For the material that follows, list every line containing the word "Edit".

Information shown
####################
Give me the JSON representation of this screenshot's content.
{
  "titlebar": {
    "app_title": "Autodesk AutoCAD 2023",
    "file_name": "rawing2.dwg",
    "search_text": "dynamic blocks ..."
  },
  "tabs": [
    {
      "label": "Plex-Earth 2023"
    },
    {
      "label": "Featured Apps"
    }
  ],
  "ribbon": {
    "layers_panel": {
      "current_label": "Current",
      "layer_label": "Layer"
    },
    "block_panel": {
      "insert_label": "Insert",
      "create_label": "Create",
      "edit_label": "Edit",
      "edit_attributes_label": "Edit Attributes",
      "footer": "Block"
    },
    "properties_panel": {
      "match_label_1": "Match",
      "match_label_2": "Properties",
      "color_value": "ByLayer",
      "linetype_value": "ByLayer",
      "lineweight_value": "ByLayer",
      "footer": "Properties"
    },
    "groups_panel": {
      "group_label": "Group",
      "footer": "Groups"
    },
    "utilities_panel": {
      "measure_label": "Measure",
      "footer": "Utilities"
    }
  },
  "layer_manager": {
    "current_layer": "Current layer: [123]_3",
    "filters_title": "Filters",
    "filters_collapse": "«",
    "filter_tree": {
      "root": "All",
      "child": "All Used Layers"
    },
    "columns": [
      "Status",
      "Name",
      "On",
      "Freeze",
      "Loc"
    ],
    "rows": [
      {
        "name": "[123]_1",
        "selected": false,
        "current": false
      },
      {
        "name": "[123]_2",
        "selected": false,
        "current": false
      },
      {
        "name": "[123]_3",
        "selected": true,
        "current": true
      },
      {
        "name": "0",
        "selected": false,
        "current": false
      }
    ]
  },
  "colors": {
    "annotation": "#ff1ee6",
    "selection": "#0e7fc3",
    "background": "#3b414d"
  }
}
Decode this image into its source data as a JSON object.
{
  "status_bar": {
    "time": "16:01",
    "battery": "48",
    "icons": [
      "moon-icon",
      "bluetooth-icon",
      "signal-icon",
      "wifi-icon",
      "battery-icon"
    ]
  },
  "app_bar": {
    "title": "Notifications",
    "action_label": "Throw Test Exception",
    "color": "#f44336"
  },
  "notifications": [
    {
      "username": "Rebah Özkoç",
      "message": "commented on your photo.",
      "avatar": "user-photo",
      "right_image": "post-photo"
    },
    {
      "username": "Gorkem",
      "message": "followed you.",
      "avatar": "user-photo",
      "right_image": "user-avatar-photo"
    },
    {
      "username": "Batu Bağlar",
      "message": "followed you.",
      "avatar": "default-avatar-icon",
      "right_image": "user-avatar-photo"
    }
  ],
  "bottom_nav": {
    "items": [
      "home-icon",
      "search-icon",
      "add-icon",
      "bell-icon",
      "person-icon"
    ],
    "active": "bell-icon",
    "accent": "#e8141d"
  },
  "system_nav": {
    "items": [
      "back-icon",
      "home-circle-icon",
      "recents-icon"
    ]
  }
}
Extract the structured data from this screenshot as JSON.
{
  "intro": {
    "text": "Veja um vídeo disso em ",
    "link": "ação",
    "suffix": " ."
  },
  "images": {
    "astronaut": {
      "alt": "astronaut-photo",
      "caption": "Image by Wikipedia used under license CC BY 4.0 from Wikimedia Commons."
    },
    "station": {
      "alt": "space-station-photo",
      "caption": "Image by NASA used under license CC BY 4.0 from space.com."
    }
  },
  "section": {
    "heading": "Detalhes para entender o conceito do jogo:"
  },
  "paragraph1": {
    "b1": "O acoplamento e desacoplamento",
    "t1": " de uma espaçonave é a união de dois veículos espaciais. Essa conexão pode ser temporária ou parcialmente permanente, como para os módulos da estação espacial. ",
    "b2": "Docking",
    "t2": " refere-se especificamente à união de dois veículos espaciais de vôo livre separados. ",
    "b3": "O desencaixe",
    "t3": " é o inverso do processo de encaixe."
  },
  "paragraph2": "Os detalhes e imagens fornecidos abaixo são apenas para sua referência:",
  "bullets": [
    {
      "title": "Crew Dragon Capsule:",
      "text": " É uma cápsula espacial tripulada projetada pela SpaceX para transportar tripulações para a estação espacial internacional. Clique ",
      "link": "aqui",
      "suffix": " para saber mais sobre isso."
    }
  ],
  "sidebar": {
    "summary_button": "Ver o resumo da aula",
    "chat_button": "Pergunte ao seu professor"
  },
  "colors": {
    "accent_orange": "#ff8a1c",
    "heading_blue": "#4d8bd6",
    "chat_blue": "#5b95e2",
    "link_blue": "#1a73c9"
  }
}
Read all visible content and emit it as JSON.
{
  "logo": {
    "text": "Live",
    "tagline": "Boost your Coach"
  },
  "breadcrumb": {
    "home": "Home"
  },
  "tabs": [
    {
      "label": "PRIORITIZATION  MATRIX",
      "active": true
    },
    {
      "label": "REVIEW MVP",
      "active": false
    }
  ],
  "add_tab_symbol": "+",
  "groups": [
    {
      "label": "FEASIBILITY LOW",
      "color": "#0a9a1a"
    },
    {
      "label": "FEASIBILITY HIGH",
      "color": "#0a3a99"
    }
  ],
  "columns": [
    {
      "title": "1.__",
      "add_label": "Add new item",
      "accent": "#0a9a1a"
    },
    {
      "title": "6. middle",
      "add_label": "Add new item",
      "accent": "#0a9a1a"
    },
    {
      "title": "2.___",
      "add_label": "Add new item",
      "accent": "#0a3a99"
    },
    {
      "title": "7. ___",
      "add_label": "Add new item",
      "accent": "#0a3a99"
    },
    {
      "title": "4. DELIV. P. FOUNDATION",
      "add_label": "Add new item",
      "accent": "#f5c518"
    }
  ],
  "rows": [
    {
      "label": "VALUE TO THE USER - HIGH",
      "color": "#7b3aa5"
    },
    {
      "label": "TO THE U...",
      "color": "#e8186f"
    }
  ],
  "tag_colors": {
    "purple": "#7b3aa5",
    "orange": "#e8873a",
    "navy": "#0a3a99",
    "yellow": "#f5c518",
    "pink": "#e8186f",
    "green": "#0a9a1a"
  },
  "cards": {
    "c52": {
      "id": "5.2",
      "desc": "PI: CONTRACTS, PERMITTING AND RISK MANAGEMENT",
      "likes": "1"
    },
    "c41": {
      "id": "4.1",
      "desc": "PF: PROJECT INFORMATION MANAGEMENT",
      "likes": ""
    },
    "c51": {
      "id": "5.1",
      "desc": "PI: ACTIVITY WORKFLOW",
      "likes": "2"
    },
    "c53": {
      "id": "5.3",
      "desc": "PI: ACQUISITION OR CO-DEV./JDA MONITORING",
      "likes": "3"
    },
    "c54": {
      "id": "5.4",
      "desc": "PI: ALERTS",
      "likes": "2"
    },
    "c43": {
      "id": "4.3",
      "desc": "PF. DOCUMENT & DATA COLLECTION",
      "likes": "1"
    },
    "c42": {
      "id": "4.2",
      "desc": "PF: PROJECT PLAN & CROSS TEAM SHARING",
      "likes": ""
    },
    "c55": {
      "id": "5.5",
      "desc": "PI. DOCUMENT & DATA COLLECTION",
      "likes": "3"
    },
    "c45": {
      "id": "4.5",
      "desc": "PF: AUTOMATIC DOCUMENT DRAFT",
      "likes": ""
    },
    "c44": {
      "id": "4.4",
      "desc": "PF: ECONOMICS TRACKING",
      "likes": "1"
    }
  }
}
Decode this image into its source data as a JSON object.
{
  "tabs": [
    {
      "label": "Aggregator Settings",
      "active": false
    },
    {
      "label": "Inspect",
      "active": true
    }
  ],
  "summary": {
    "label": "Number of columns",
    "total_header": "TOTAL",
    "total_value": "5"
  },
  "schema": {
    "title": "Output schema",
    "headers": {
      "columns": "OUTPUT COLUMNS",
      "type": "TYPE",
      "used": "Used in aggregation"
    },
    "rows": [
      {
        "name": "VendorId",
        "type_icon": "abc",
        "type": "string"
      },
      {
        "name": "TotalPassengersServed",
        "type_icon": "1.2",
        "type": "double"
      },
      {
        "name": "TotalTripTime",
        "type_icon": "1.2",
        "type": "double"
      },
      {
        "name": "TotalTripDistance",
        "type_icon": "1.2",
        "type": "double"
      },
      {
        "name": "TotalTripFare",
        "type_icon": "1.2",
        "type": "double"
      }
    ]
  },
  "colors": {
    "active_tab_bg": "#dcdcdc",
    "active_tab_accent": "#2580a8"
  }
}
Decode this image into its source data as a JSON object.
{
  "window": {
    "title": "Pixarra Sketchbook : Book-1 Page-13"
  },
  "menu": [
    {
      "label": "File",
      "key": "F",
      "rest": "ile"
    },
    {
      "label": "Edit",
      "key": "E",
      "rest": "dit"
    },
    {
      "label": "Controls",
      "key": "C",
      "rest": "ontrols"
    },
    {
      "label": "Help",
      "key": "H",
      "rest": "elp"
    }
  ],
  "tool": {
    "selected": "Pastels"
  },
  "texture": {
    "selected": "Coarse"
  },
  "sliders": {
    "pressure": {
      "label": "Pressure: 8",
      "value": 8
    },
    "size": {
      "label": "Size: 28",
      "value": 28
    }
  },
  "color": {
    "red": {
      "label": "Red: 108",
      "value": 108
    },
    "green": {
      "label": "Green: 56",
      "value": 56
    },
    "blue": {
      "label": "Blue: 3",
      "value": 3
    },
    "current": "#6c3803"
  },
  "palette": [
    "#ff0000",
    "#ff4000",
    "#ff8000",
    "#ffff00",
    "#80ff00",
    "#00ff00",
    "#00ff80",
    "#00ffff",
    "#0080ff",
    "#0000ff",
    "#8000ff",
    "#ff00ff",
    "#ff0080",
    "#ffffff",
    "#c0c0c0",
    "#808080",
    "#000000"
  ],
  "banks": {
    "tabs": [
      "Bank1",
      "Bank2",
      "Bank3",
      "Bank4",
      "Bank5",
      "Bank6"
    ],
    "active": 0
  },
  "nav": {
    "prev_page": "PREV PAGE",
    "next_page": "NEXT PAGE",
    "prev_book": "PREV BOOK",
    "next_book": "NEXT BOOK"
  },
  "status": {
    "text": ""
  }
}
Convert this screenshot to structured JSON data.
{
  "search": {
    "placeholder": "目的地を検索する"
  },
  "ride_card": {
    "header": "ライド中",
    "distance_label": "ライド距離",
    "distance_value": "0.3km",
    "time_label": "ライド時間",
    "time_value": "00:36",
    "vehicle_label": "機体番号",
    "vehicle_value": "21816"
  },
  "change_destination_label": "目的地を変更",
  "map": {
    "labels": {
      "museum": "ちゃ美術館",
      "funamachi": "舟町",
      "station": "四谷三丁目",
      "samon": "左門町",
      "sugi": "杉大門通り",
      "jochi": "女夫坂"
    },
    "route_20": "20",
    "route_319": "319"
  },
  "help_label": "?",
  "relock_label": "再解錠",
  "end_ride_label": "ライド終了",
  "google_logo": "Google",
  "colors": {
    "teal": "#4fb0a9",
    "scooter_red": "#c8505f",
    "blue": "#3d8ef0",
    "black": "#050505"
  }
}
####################
Your solution
      "edit_label": "Edit",
      "edit_attributes_label": "Edit Attributes",
      "label": "Edit",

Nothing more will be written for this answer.